▸ **About this exercise**:
Please filter the data down to the lines that include the word "selected" and copy them.

▸ **The input**:
________________

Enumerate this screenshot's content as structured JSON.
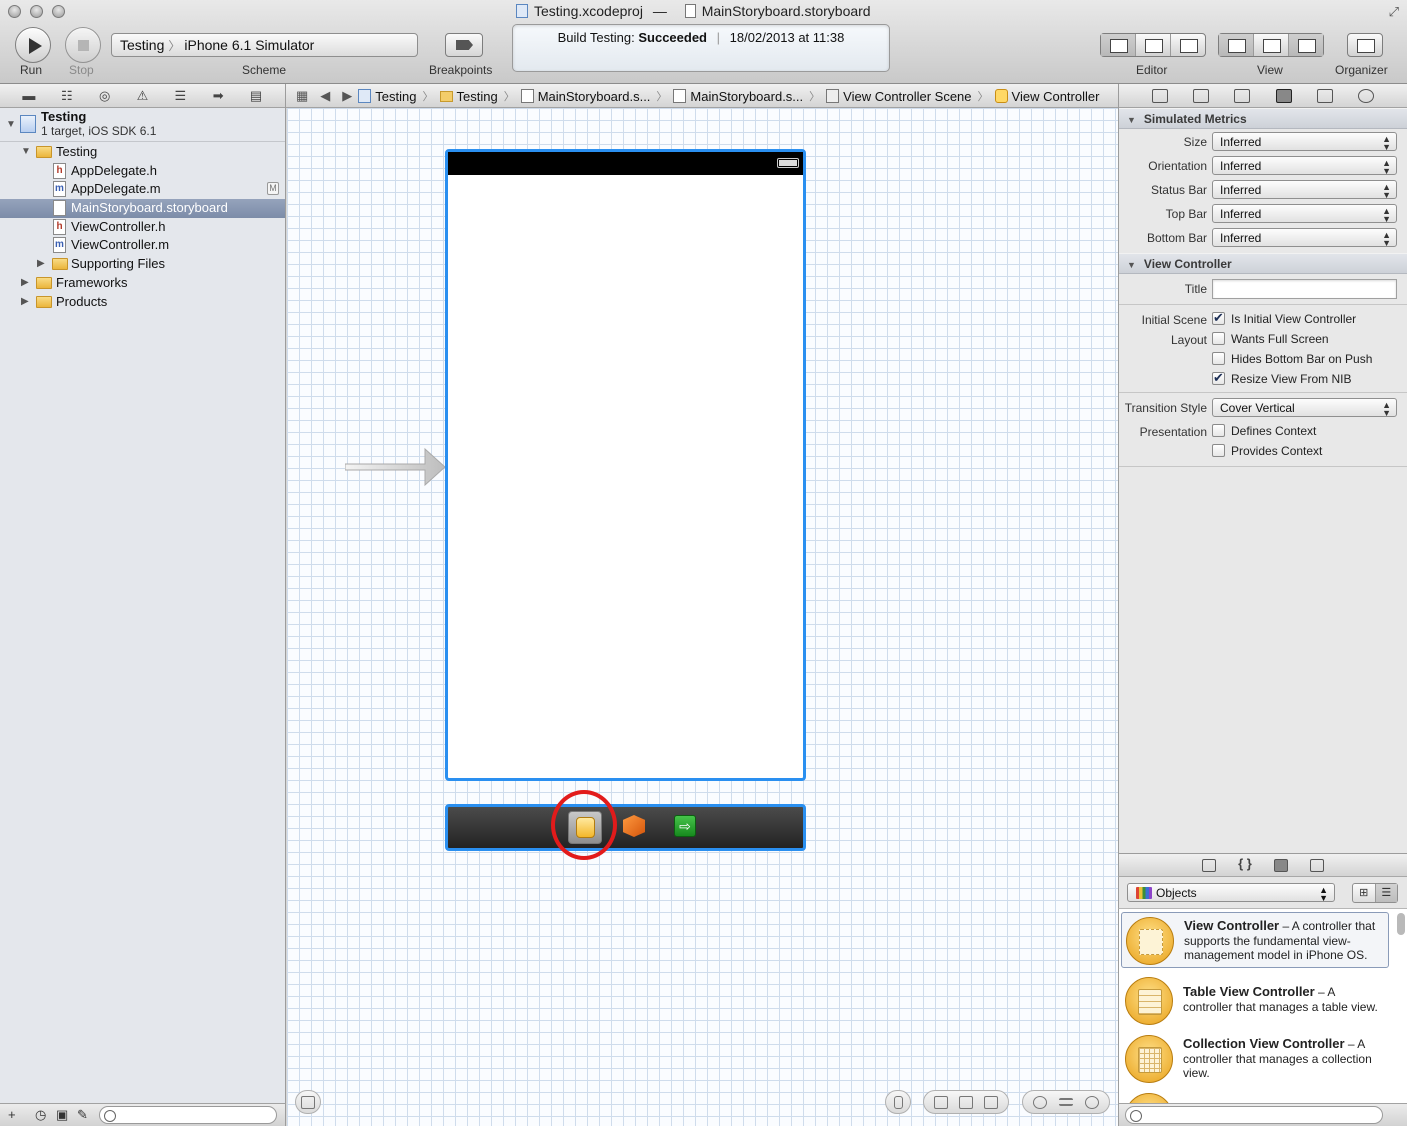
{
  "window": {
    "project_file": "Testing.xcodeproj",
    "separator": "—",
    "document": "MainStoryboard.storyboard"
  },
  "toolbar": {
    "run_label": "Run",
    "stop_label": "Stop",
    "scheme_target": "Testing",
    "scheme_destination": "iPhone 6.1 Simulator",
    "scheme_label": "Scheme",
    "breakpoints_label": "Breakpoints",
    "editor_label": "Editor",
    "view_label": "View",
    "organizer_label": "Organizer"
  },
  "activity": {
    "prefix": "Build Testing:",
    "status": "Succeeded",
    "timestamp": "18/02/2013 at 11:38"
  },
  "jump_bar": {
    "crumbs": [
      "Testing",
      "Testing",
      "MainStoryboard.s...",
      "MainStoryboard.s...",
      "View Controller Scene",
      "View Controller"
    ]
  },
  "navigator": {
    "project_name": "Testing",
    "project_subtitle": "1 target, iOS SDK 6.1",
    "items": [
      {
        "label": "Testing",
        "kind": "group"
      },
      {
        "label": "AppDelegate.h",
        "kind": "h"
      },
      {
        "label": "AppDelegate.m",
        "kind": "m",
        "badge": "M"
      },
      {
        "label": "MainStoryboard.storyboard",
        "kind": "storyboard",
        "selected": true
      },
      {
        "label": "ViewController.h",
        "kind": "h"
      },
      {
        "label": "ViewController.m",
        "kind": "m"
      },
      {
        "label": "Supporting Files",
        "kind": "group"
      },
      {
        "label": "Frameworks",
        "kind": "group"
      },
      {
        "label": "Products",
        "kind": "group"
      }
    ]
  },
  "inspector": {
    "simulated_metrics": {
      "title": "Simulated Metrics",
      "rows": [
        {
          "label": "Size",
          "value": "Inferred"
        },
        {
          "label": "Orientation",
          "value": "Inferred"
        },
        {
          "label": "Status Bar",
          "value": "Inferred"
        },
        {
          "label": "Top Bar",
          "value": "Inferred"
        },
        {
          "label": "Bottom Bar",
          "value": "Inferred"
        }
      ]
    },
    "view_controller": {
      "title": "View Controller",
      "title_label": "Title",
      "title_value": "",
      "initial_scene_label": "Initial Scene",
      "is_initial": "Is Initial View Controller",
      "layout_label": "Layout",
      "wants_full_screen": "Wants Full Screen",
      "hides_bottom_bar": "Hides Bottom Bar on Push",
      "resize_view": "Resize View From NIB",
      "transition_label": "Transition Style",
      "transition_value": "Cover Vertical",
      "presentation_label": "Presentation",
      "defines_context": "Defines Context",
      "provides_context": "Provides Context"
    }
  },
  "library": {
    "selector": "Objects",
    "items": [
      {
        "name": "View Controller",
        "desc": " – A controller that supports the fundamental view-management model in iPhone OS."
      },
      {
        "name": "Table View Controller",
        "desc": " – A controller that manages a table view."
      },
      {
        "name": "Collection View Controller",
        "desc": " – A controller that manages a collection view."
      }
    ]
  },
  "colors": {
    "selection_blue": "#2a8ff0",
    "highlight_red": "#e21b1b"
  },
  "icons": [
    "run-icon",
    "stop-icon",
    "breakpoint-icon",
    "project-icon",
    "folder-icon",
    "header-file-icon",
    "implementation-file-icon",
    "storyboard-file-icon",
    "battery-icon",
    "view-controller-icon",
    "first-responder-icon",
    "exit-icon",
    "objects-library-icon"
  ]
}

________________

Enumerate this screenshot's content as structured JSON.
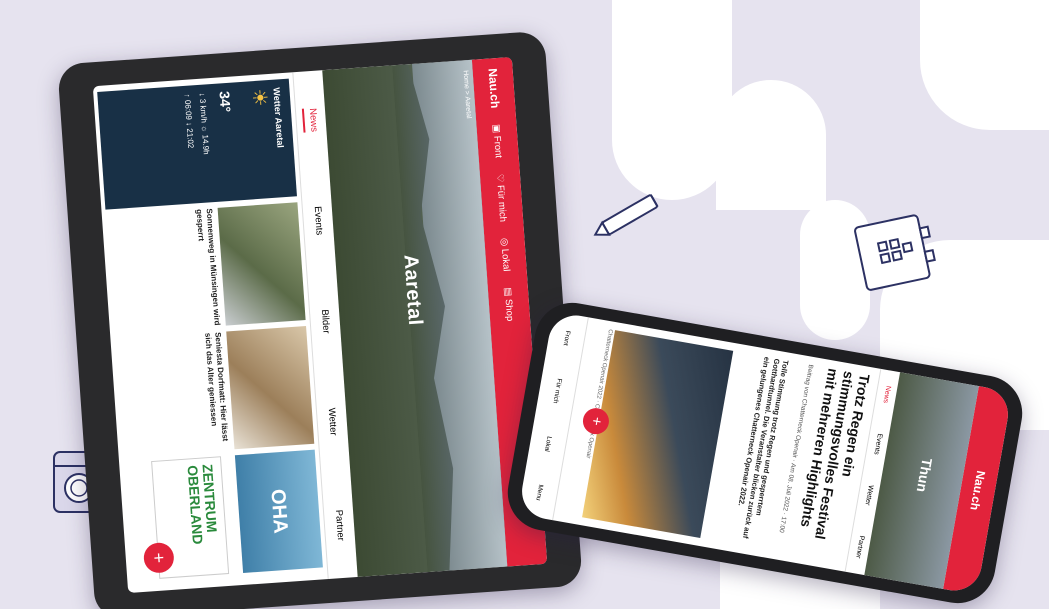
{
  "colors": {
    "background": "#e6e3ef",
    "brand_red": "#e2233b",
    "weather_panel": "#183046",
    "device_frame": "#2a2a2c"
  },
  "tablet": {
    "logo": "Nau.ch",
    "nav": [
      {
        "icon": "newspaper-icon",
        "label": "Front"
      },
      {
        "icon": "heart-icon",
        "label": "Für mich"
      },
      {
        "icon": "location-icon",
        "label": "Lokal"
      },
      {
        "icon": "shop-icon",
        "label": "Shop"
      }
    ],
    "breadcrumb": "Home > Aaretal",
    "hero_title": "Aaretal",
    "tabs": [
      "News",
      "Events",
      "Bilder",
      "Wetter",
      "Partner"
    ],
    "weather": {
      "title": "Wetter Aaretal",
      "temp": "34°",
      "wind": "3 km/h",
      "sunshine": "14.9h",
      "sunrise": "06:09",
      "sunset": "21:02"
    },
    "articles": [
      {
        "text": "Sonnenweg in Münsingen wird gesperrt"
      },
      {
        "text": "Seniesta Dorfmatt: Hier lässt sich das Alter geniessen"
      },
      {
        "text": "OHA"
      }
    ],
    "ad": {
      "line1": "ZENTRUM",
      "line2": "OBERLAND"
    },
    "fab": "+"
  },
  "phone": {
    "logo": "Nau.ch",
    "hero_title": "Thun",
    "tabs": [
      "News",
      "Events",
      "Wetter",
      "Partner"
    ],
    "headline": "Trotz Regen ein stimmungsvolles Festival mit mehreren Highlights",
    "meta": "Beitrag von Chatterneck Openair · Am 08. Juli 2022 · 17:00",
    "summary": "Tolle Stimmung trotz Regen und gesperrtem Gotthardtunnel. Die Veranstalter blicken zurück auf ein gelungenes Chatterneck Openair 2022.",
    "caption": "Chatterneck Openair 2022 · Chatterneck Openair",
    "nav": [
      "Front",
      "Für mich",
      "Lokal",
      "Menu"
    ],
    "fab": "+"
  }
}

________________

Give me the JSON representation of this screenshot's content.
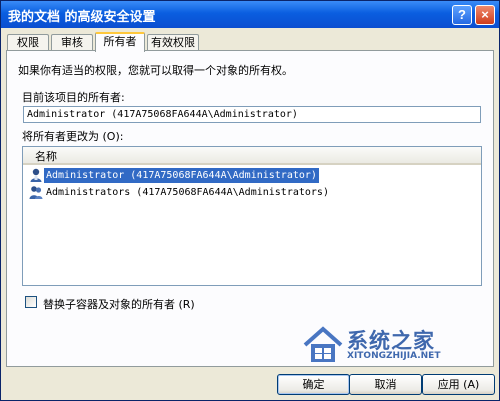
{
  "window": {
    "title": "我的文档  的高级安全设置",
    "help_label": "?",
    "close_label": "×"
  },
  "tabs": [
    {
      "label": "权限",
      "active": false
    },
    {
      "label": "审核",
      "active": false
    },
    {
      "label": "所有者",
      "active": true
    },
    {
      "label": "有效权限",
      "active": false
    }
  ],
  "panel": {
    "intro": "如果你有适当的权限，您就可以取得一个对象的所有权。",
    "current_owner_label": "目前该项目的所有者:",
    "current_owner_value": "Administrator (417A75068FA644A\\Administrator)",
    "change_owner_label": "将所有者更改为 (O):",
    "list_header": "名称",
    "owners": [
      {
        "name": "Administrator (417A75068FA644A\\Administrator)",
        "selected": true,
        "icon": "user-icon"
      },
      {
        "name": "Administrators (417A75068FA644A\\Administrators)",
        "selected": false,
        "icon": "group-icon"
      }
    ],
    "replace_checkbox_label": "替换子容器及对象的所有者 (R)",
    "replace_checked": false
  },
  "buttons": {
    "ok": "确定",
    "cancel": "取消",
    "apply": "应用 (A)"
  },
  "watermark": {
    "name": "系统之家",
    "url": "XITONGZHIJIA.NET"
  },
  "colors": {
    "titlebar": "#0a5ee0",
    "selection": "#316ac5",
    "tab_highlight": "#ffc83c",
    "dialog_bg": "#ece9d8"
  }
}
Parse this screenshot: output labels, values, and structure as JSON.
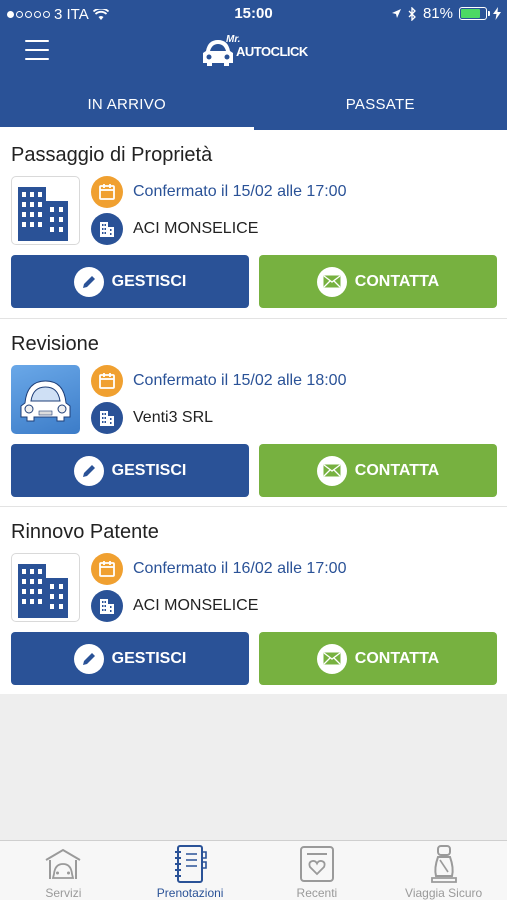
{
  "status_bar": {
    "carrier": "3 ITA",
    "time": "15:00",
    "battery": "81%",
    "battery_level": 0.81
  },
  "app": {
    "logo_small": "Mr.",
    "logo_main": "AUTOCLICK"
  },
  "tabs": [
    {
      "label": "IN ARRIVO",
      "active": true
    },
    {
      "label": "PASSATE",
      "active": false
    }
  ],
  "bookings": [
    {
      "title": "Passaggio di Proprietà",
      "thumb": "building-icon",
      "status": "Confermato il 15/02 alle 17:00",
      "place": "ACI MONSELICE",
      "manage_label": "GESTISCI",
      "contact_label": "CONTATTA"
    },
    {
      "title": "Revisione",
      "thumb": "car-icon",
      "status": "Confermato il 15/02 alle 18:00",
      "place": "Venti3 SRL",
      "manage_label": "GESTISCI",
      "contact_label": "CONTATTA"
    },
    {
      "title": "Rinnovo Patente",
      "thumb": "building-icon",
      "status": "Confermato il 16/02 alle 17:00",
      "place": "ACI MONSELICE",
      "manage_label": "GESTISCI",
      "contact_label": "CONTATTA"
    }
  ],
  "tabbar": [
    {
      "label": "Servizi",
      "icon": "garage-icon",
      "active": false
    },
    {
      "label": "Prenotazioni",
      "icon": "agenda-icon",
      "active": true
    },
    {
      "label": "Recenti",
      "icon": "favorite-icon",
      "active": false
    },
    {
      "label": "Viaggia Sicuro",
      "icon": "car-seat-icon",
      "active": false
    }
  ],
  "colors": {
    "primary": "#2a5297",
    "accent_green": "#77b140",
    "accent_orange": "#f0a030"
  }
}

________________

▸ **Your solution**:
        "selected": true
        "selected": true,
        "selected": false,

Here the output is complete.